§ Description of the task:
Scan the listing beneath this sentence. Report each line with the word "data".

§ Extracted information:
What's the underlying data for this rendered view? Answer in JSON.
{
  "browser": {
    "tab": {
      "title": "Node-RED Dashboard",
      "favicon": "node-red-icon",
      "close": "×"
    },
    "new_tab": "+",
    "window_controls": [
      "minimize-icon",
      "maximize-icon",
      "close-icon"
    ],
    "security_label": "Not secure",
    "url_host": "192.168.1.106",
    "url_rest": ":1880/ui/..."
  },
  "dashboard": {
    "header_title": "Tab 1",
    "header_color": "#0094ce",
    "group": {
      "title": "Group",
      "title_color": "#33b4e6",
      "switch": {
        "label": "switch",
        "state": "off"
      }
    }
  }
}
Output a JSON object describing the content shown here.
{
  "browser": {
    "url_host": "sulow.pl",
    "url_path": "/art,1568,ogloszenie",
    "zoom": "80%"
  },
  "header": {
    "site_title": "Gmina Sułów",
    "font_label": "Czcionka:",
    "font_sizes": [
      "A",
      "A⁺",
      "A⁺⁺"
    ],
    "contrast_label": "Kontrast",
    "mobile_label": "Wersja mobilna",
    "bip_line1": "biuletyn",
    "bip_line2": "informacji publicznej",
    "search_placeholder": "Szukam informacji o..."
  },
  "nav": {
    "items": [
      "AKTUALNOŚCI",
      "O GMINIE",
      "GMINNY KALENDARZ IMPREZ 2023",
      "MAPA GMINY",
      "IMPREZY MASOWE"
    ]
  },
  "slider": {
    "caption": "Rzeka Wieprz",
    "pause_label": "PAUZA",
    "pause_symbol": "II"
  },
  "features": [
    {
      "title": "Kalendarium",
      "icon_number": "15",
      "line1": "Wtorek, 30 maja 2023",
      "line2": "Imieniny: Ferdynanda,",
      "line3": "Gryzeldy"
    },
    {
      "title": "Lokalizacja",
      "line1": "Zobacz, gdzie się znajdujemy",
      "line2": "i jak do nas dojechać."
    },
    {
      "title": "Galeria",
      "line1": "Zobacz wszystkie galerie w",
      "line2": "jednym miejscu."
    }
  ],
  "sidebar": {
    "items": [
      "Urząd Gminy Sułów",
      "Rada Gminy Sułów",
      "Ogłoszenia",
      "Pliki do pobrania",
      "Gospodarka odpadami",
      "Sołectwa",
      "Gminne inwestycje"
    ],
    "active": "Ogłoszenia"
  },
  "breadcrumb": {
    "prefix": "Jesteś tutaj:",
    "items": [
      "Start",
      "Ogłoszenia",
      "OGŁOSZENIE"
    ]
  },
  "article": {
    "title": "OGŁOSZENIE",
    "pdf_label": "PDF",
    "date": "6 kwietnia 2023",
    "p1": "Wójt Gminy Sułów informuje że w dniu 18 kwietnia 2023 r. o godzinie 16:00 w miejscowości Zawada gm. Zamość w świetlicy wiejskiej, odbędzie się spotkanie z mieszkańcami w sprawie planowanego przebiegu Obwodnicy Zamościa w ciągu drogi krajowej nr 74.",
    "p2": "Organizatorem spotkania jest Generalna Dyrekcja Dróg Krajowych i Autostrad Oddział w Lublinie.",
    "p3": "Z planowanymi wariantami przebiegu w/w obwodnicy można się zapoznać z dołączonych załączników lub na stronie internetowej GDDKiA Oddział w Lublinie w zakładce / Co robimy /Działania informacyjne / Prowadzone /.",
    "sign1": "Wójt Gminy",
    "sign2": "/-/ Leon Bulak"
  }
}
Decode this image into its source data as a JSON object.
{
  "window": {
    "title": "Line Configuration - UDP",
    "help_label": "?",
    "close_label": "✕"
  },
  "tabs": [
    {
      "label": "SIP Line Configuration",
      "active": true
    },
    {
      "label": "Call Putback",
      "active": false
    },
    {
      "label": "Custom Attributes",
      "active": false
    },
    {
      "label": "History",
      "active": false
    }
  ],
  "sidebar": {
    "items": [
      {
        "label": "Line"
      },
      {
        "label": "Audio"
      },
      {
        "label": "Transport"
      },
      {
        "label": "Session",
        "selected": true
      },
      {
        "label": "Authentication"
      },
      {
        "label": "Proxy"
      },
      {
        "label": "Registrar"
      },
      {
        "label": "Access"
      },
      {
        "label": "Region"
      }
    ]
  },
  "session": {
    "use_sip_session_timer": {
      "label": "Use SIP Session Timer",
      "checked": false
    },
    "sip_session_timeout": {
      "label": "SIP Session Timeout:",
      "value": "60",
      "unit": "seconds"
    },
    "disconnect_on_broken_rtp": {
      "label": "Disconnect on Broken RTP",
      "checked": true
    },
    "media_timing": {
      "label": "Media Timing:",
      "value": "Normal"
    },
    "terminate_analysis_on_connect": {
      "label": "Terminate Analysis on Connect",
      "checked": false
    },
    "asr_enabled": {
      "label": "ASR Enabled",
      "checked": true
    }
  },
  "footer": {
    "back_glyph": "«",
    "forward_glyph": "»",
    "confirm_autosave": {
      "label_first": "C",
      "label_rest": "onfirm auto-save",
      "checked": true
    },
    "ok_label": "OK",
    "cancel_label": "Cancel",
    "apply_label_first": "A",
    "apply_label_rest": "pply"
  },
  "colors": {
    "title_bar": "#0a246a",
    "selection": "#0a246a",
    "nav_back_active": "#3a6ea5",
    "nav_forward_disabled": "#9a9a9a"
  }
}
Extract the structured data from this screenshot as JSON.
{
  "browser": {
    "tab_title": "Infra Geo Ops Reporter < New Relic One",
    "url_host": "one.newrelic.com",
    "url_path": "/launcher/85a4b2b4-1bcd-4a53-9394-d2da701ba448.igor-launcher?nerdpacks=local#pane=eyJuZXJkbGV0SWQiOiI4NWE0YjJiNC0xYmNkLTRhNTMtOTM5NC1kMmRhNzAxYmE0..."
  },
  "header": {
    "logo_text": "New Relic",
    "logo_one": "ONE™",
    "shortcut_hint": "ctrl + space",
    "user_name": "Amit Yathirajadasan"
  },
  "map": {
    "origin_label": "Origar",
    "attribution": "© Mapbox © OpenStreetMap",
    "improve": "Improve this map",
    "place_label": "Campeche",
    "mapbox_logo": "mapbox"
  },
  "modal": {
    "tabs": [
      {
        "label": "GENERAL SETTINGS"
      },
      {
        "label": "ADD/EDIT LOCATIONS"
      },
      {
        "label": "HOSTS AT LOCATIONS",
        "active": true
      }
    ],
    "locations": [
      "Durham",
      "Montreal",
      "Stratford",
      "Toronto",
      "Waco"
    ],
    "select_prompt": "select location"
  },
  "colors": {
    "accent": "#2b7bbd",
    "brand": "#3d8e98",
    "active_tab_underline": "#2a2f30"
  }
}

§ Output:
What's the underlying data for this rendered view? Answer in JSON.
Decode this image into its source data as a JSON object.
Extract the structured data from this screenshot as JSON.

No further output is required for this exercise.